Indeed, just last night I accepted the invitation to attend the annual “First National Challenge” between neighboring high school rivals DeKalb and Sycamore. This yearly contest is staged on the football field of Northern Illinois University so as to give neither team the home field advantage. (It also serves as a wonderful opportunity to raise significant money for both schools’ athletic programs.) And yes, the loyalties run deep as year after year young people (and highly invested parents and alumni) vie for the privilege of saying their team won this year. To say they are the ‘greatest.’ It turns out DeKalb will enjoy that privilege for the coming months.
Only this is so. As I opened today’s paper to read the commentary on the game, another headline jumped out saying that this may be the last such contest for a while. It seems that conferences are being redrawn and that Sycamore and DeKalb may not be in the same conference in the coming years.
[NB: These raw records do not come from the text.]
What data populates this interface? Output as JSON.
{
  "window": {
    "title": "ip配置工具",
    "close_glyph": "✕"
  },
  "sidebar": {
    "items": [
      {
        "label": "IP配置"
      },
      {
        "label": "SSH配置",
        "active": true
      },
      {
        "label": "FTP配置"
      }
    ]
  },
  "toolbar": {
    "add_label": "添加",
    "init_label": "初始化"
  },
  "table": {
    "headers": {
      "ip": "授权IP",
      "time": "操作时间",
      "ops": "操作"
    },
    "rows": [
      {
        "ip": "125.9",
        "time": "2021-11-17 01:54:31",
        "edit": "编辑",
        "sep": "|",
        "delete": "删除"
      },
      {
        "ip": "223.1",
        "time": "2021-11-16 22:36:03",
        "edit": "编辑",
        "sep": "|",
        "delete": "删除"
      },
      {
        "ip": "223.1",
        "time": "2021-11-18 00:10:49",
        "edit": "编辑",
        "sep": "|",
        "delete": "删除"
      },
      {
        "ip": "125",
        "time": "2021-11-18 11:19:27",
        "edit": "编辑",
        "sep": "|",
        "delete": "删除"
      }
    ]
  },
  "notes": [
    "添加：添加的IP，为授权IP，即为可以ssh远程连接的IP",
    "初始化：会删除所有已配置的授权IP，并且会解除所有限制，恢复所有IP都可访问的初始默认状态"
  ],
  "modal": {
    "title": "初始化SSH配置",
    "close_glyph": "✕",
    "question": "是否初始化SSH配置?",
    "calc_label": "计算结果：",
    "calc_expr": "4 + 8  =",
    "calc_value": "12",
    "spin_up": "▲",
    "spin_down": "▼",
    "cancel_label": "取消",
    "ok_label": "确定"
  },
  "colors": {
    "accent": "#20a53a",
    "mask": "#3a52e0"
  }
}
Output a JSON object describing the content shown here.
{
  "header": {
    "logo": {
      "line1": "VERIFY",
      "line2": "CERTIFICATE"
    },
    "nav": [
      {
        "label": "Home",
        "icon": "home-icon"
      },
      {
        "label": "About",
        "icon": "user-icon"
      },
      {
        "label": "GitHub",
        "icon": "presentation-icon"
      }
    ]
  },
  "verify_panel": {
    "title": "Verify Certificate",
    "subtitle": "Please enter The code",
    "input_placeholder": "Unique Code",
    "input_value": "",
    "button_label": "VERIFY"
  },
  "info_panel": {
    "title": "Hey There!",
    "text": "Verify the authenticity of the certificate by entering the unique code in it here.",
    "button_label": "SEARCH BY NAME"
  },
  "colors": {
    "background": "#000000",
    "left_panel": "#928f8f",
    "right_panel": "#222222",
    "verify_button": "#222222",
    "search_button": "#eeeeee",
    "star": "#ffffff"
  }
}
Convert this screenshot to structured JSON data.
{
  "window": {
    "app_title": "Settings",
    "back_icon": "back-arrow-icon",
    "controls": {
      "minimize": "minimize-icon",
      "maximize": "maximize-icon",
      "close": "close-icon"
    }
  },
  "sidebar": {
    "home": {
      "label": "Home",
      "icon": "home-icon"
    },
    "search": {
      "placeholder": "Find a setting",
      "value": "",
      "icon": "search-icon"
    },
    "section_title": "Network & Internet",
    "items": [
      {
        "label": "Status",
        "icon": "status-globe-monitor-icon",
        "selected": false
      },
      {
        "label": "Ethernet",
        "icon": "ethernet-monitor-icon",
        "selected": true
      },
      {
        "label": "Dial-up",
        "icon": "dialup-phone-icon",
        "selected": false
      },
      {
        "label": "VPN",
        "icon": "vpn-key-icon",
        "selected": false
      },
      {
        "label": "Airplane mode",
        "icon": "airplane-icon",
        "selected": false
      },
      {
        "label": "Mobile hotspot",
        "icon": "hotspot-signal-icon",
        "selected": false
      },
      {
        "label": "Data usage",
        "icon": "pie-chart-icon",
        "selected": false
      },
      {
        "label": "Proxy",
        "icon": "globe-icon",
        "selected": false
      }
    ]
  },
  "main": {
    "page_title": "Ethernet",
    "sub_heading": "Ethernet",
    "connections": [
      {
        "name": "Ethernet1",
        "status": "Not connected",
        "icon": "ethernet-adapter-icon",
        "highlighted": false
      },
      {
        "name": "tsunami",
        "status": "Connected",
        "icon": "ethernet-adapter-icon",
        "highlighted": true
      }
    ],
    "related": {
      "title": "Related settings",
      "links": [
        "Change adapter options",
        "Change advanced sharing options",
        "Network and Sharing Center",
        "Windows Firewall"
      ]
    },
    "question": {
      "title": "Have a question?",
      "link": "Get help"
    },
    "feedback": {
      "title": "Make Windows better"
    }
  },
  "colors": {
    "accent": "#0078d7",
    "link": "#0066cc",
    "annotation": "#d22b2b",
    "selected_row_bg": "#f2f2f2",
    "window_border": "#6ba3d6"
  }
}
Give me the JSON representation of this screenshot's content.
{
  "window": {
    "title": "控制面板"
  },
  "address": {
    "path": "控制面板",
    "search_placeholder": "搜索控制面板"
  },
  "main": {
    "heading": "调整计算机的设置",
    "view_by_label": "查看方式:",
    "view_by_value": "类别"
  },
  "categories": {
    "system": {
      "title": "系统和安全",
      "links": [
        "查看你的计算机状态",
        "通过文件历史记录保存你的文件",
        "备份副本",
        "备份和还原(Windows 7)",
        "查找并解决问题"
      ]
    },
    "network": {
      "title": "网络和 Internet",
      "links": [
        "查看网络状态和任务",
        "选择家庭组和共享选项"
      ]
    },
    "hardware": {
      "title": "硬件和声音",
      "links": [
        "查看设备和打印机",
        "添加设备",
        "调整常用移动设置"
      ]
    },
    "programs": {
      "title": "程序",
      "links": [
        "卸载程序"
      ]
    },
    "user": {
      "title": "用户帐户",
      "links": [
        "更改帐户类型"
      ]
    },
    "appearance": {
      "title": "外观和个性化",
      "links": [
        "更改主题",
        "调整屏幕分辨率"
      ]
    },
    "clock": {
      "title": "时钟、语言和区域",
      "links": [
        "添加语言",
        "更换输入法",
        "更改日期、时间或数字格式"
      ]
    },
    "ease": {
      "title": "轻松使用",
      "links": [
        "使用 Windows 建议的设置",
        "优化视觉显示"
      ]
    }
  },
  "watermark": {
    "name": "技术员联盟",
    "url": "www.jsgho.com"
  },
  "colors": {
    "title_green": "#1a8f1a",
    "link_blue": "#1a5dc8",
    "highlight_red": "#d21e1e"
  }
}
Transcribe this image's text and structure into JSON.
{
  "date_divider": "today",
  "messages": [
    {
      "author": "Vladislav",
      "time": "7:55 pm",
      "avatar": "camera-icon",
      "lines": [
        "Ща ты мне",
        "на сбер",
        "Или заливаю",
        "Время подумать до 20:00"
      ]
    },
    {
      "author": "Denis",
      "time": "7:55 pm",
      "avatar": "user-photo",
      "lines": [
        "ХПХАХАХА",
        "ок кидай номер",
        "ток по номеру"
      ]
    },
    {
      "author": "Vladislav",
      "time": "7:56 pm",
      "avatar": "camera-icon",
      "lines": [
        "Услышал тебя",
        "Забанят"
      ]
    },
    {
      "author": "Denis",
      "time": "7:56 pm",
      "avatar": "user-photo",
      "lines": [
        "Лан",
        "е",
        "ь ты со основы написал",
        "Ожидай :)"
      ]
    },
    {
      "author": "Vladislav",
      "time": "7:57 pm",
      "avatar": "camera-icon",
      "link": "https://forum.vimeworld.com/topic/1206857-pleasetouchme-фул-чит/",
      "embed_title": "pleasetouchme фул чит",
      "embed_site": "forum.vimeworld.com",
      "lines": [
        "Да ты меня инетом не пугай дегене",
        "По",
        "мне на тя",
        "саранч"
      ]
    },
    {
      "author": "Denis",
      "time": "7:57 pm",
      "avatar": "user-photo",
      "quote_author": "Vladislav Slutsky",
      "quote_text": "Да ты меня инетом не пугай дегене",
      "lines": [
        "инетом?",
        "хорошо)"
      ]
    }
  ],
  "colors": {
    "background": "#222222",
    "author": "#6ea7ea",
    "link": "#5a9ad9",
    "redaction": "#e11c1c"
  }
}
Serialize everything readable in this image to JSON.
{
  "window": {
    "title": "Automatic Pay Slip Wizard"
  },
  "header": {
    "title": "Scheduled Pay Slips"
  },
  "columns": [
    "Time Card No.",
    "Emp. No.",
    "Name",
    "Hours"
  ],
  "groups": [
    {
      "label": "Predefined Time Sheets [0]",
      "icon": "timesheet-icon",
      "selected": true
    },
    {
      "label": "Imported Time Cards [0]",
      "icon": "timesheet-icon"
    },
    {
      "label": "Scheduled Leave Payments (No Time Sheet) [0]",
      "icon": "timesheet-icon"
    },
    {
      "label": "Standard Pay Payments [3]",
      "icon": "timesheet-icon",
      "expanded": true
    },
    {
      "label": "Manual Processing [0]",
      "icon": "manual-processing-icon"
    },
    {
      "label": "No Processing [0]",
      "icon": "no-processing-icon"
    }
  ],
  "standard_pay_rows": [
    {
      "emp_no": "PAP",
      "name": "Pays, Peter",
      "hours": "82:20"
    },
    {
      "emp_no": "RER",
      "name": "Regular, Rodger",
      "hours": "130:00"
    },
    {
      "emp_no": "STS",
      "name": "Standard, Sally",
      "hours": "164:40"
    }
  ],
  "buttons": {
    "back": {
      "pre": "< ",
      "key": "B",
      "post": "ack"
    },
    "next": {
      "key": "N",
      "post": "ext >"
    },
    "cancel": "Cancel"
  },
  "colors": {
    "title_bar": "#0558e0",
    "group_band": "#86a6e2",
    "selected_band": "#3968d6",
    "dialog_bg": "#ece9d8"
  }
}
Sycamore has already been accepted into another conference, but DeKalb has not yet found a ‘home’ — presumably because conferences hesitate to accept new member schools who might beat them. (Not so different, it seems to me, from that which plagues our nation in terms of gerrymandering — where lines are drawn to ensure the continued victories of those already in power!) We want to be ‘best,’ don’t we? We want to be seen as ‘greatest’ even at the expense of a truly fair contest. And in so doing, what matters most often gets traded for the false and hollow victories accompanied by ribbons which fade and trophies which gather dust in attic boxes.
So it was that Friday night I attended the game. Except I only went to the sophomore game and only part of it at that. Such competitions are exhilarating, and they do invite those who participate to stretch and grow. I enjoy them. I left early, though, because I had somewhere else I also wanted to be.
Perhaps it is in your community as well: The Children’s Community Theater Penguin Project. I try to make it a priority to go every year, whether I know someone in the production or not. For this is how it works. Children and young people with disabilities are the stars of the show. They are accompanied by same-age mentors who, for the most part, fade into the background on the stage, but as needed will prompt a forgotten line, guide a young woman who is blind, push the wheel chair of another, and through it all support the show with their voices raised in song. It is simply beautiful. And it is not something that happens overnight. Rather, for months these children work together under the direction of dedicated and talented adults to bring the community a production which will make you laugh and leave you in tears. Here is what stays with me now: unlike what we experience in most of the world, this is not about competition, except to help one another do a little better. And everyone, actor, mentor, and audience member alike leaves sensing they have been part of something that matters: something that could well change the world.
It was a night of contrasts for me and one that brought me a little bit closer to seeing and understanding the intent of this week’s Gospel lesson. For just as was so with the disciples so long ago, competition can tend to drive us and at its worst it can well drive us apart. Jesus calls us to another way, surely with his lived example and also with his words.
So back to that football game between DeKalb and Sycamore. Unlike the usual venue for such a contest, the Northern Illinois University Stadium is huge. Its capacity to seat fans is far greater than even the number of spectators this storied rivalry draws. For this reason, I expect, the practice is for all the fans to sit on the same side of the stadium, not across from one another as would normally be the case. And while the spectators tend to cluster with those of like-minded loyalty, still, they share the same view and of necessity cross paths as they find their seats or go to the concession stand. There is an ‘all in this together’ feeling in the stands as those who watch encounter people they work with or worship with or exercise with from both communities and who playfully greet one another on their way.
And that surely is at least part of Jesus’ point today. Those disciples are ‘all in this together,’ even as are you and I, regardless of where we come from or where we are going. No, it is not about ‘who is greatest.’ Except to say that Jesus was just that, and we know his way of living that ‘greatness’ was radically different from what the world normally measures as ‘great.’ No, it is not about who among us ‘is greatest.’ Indeed, it never really was.
- What do you make of the disciples’ argument ‘on the way’ today? How and where do you see us reflected in them today?
- What examples in the world do you see of being ‘last of all and servant of all’ as Jesus was and is? How does that help you understand the scene before us today?
- How might living in the way Jesus calls us to today just change the world? How have you seen this to be so?